First of all, it must be said that, roughly speaking, the following always applies: if you consume more calories than you burn, this leads to more body fat and the opposite applies. However, individual nutrients can have an influence on fat burning.
When you look for "fat burners" you often find capsules with extracts of pepper, green tea, caffeine and also certain fatty acids, namely Omega 3 and conjugated linoleic acid (CLA).
Fatty acids for fat burning?!
Yes, in fact, several studies have found that fatty acids can boost fat burning. In a Norwegian study, obese men were examined for 4 weeks. While one group received increased CLA intake, the second group received a placebo. After just 4 weeks, a significant decrease was demonstrated in the group with increased CLA intake. These results allow us to conclude that CLA has a positive effect on fat burning and thus promotes weight loss. The study concluded:
CLA helps reduce body fat in healthy people who exercise.*
A year-long study also came to astonishing results indicating that CLA and Omega 3 support weight loss and lead to reduced waist circumference and body fat percentage. ( American Journal of Clinical Nutrition )
The fat burner is already included in pasture milk!
Compared to stable farming, the milk from cows on pasture has a significantly higher level of mono- and poly-saturated fatty acids. This particularly affects the content of omega-3 fatty acids and conjugated linoleic acids (CLAs). This is because green fodder contains significantly higher amounts of these fatty acids than grains, grains and other concentrated feed that are fed, especially in German dairy farms.
At Protero we rely on grass-fed milk from Ireland. The full pasture system prevails here, in which the cows live on green pasture almost all year round. Hardly anywhere else do the mild climate and lots of rain create such perfect conditions for the grass. In addition, 80 percent of the agricultural land there is pastureland. While in Germany they often rely on concentrated feed, Irish farmers rely on pasture grass and hay as cheap and natural feed. And that can be proven!
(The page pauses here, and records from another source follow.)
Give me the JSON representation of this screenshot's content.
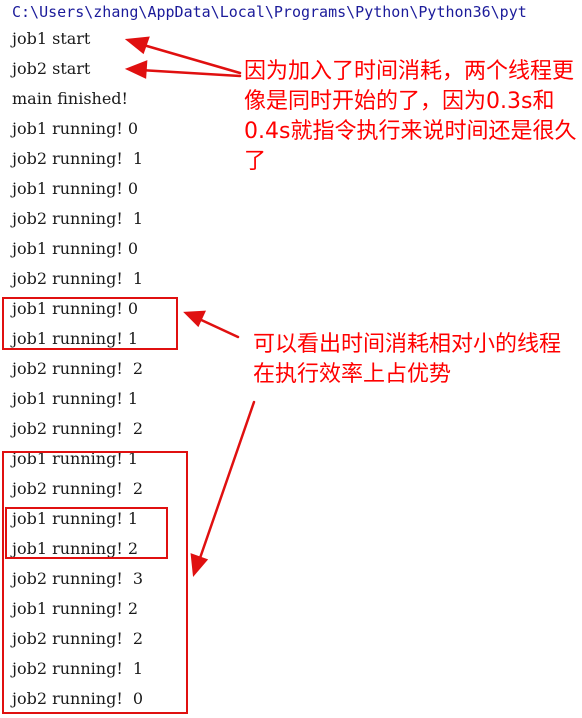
{
  "header": {
    "path": "C:\\Users\\zhang\\AppData\\Local\\Programs\\Python\\Python36\\pyt"
  },
  "console": {
    "lines": [
      "job1 start",
      "job2 start",
      "main finished!",
      "job1 running! 0",
      "job2 running!  1",
      "job1 running! 0",
      "job2 running!  1",
      "job1 running! 0",
      "job2 running!  1",
      "job1 running! 0",
      "job1 running! 1",
      "job2 running!  2",
      "job1 running! 1",
      "job2 running!  2",
      "job1 running! 1",
      "job2 running!  2",
      "job1 running! 1",
      "job1 running! 2",
      "job2 running!  3",
      "job1 running! 2",
      "job2 running!  2",
      "job2 running!  1",
      "job2 running!  0"
    ]
  },
  "annotations": {
    "note1": "因为加入了时间消耗，两个线程更像是同时开始的了，因为0.3s和0.4s就指令执行来说时间还是很久了",
    "note2": "可以看出时间消耗相对小的线程在执行效率上占优势"
  },
  "colors": {
    "annotation": "#ff0000",
    "header_text": "#1b1b9a",
    "console_text": "#1a1a1a"
  }
}
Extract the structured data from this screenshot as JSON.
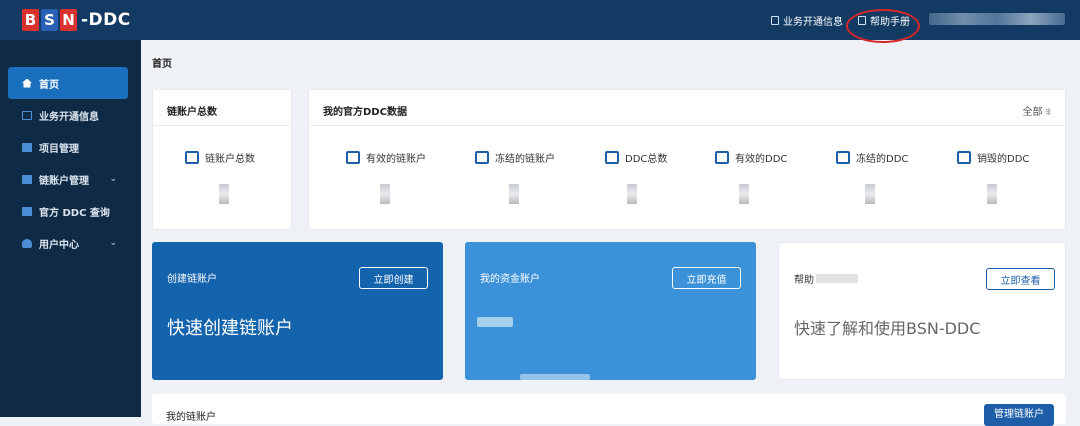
{
  "logo": {
    "l1": "B",
    "l2": "S",
    "l3": "N",
    "suffix": "-DDC"
  },
  "sidebar": {
    "items": [
      {
        "label": "首页",
        "icon": "home-icon"
      },
      {
        "label": "业务开通信息",
        "icon": "document-icon"
      },
      {
        "label": "项目管理",
        "icon": "project-icon"
      },
      {
        "label": "链账户管理",
        "icon": "account-icon"
      },
      {
        "label": "官方 DDC 查询",
        "icon": "search-list-icon"
      },
      {
        "label": "用户中心",
        "icon": "user-icon"
      }
    ],
    "chevron": "⌄"
  },
  "header": {
    "business_info": "业务开通信息",
    "help_manual": "帮助手册"
  },
  "breadcrumb": "首页",
  "chain_total_card": {
    "title": "链账户总数",
    "stat_label": "链账户总数"
  },
  "ddc_card": {
    "title": "我的官方DDC数据",
    "filter": "全部",
    "stats": [
      "有效的链账户",
      "冻结的链账户",
      "DDC总数",
      "有效的DDC",
      "冻结的DDC",
      "销毁的DDC"
    ]
  },
  "create_card": {
    "title": "创建链账户",
    "button": "立即创建",
    "big_text": "快速创建链账户"
  },
  "fund_card": {
    "title": "我的资金账户",
    "button": "立即充值"
  },
  "help_card": {
    "title": "帮助",
    "button": "立即查看",
    "big_text": "快速了解和使用BSN-DDC"
  },
  "bottom_card": {
    "title": "我的链账户",
    "button": "管理链账户"
  },
  "colors": {
    "sidebar_bg": "#0f2a44",
    "header_bg": "#123a63",
    "active_nav": "#1a6fbd",
    "create_card": "#1463ad",
    "fund_card": "#3b92d8",
    "accent_blue": "#1e5ea8",
    "highlight_red": "#d62828"
  }
}
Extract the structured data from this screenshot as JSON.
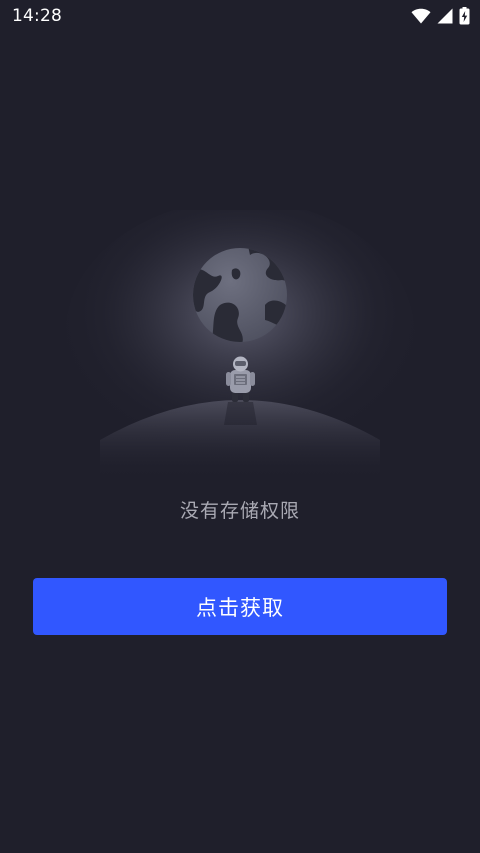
{
  "status_bar": {
    "time": "14:28",
    "icons": [
      "wifi-icon",
      "cellular-signal-icon",
      "battery-charging-icon"
    ]
  },
  "empty_state": {
    "illustration": "astronaut-planet-illustration",
    "message": "没有存储权限"
  },
  "action": {
    "label": "点击获取"
  },
  "colors": {
    "background": "#1f1f2b",
    "accent": "#3157ff",
    "message_text": "#a9a9b3",
    "button_text": "#ffffff"
  }
}
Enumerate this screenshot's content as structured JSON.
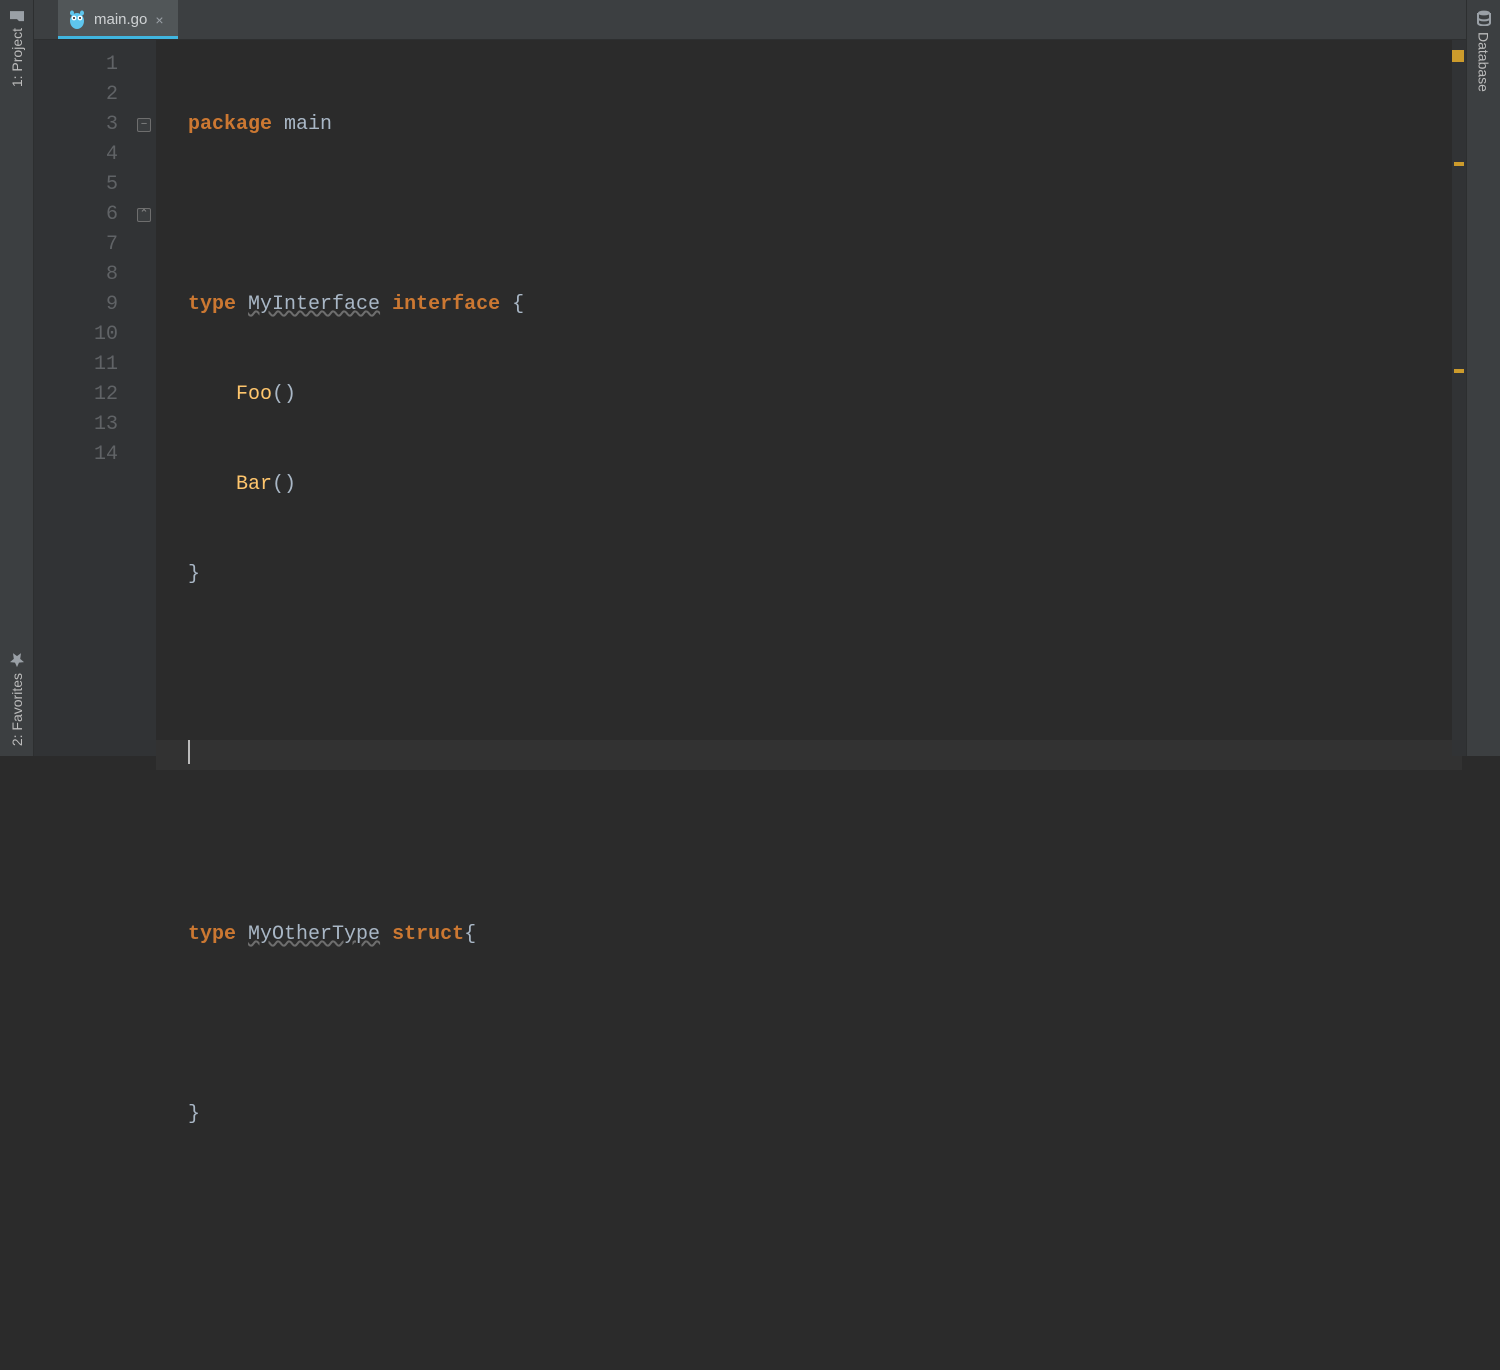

We have subjected our products to an independent laboratory analysis. Conventional milk has an Omega 3 content of 0.5-1.2g per 100g of fat. For organic milk this value is 1-2g and for our kefir and pasture whey it is a whopping 2.2-6.6g as can be seen in the following laboratory analyses.
We had an analysis done on a batch from the summer season and a batch from the winter season. You can see that even in the winter season the value is at least as high as the maximum values for organic milk. Most of the year the cows graze on the pasture for our milk. During this time, the levels of conjugated fatty acids and Omega 3 reach many times those of organic milk.
You will find CLA and Omega 3 in these products: